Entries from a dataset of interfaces

================

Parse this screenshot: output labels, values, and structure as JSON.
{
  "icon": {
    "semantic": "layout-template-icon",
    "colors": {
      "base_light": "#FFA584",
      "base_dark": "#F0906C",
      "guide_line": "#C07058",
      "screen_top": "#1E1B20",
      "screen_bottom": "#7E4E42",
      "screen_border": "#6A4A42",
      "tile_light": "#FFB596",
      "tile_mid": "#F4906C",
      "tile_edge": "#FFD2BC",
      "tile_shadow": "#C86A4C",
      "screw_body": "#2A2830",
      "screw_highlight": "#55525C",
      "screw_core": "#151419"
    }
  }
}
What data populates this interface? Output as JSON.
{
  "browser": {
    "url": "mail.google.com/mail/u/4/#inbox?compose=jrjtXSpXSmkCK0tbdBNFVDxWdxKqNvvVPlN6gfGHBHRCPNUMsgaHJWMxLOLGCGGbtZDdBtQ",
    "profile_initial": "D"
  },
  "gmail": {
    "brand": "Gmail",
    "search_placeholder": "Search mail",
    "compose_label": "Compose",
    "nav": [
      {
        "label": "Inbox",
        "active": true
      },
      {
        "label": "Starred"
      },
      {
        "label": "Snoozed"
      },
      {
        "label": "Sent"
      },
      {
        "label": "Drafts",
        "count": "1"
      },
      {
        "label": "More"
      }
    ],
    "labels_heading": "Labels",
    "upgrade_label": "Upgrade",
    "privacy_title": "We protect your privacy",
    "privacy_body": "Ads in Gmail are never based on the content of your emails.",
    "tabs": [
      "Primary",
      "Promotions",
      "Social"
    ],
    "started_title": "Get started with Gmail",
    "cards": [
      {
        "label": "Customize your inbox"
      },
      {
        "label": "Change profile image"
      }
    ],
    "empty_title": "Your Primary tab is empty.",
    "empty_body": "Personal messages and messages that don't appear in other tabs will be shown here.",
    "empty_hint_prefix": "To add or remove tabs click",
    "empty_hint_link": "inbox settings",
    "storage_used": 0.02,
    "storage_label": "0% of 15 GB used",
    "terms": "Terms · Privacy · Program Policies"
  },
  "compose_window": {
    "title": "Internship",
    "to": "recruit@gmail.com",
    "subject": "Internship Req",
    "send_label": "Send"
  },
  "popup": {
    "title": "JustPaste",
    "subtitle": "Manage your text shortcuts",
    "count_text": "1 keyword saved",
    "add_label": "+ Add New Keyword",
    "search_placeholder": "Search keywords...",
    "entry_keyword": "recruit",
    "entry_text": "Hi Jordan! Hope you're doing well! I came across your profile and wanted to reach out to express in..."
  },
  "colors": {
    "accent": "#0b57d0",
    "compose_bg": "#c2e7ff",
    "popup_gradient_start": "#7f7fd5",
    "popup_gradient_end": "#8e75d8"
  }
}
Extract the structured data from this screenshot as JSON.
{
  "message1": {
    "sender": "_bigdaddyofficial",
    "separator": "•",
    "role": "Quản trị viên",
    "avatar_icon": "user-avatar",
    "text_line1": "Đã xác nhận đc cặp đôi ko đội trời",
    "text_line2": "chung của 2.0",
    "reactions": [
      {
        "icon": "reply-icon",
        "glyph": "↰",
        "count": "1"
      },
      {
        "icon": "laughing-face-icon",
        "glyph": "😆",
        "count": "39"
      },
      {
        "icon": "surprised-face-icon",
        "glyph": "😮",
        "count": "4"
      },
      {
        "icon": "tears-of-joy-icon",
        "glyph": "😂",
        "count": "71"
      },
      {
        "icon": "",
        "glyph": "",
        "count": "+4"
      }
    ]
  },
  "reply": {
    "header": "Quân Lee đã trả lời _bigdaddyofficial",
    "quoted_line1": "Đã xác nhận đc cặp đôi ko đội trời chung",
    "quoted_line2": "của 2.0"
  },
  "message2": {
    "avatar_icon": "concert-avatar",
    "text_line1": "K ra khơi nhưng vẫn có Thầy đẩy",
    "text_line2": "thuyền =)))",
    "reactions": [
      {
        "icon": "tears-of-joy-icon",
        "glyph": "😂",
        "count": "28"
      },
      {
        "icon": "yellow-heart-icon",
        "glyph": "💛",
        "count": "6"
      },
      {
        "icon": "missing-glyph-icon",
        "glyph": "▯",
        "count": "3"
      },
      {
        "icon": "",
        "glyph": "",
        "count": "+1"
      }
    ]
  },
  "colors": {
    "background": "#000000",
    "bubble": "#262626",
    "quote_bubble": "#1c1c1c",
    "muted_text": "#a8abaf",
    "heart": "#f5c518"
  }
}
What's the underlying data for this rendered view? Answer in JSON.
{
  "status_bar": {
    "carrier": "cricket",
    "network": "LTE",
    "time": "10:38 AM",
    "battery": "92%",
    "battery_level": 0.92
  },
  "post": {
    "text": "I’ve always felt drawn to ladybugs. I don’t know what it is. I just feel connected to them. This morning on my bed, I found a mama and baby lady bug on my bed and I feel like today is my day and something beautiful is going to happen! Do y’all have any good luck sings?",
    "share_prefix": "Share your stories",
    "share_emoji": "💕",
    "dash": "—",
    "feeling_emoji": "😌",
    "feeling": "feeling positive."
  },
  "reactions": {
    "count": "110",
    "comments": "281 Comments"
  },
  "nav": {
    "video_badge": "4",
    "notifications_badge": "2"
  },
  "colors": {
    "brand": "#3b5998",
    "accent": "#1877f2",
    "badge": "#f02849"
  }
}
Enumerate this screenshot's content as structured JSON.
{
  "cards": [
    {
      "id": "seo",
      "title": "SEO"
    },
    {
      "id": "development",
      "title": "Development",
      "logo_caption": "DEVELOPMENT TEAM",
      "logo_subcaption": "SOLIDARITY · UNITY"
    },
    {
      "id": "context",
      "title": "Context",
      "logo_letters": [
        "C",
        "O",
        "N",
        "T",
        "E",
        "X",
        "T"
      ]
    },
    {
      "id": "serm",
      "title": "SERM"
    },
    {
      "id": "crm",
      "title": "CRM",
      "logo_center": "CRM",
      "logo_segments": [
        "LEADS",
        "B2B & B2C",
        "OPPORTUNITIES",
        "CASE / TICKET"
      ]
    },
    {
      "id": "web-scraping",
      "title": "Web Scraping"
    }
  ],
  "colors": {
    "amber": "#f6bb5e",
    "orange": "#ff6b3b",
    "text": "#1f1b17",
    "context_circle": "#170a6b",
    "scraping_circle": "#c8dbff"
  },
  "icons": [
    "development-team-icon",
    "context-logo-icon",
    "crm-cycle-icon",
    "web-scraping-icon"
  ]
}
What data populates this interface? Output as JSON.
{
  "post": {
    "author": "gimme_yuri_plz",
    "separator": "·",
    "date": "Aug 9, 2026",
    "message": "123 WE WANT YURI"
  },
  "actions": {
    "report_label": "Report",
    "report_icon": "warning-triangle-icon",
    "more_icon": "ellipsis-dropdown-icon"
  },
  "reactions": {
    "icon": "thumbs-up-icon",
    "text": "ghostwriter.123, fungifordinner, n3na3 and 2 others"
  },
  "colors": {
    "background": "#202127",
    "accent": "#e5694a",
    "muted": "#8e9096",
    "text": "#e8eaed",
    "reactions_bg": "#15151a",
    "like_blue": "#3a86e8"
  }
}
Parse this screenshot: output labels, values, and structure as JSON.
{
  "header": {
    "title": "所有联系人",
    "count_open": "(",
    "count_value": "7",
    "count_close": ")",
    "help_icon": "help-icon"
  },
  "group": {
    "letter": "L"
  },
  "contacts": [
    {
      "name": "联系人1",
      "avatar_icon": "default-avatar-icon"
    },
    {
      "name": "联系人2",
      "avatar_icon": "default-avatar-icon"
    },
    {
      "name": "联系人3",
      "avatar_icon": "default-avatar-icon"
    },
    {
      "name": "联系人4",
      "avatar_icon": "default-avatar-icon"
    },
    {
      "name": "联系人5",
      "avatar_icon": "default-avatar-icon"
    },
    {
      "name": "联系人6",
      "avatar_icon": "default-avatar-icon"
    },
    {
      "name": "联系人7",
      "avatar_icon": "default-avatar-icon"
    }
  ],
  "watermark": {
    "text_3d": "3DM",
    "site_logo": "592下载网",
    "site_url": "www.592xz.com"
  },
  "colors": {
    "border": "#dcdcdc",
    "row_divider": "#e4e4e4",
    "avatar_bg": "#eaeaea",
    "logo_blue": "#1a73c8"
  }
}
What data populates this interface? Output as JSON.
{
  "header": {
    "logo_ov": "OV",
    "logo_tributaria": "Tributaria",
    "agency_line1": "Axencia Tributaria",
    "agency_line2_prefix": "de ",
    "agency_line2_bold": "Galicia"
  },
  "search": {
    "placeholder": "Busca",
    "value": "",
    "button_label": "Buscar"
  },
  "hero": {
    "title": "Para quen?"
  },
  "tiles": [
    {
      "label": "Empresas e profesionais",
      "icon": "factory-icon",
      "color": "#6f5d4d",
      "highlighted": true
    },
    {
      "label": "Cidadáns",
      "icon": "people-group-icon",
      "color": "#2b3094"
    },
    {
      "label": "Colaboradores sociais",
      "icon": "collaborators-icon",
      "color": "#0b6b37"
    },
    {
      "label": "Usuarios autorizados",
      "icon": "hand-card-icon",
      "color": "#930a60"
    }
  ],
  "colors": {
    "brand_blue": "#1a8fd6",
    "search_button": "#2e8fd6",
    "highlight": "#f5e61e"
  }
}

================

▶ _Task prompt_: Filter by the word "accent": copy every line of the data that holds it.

▶ _Exercise result_:
    "accent": "#0b57d0",
    "accent": "#1877f2",
    "accent": "#e5694a",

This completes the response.